Steinkuehler can draw encouragement from the first year of her pilot afterschool program, which will run again from October 2008 through May 2009. She did not even get a chance to recruit before she had a line of parents asking if their boys could get in. Some drove to Madison, Wisconsin, from as far as two hours away.

A mix of regular students and homeschooling kids got together to play for several hours after school each day, with a doctoral student or volunteer staff taking turns "lifeguarding" the group. Everyone also met one Saturday out of the month at the University of Wisconsin campus. There the group collaborated on activities such as writing and designing the guild Web site, or putting together graphic novels based on World of Warcraft adventures.

The Saturday event gave Steinkuehler an opportunity to talk individually with the students and get feedback for their research funded by the MacArthur Foundation. Her next research proposals may tackle online games played by younger kids, such as Runescape, where she suspects the learning curve is different from that of teenagers.

Solid numbers on student progress will have to wait until the research project runs its course, but one early lesson is clear. Like the unschooling parents, Steinkuehler has found the greatest success in following the interests of her students, rather than forcing educational content on them.

"I don't want to turn a play space into work place," Steinkuehler said. "Frankly that would rather suck for everyone, including me."

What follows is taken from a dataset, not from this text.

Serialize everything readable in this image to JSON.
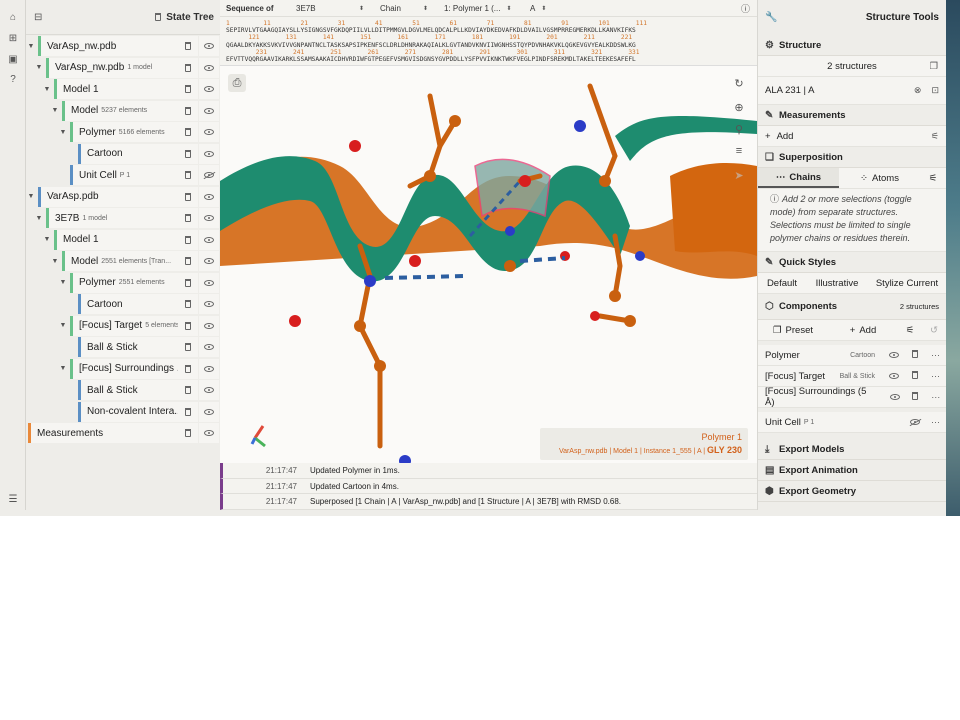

Jeremy Hsu
Jeremy has written for publications such as Popular Science, Scientific American Mind and Reader's Digest Asia. He obtained his masters degree in science journalism from New York University, and completed his undergraduate education in the history and sociology of science at the University of Pennsylvania.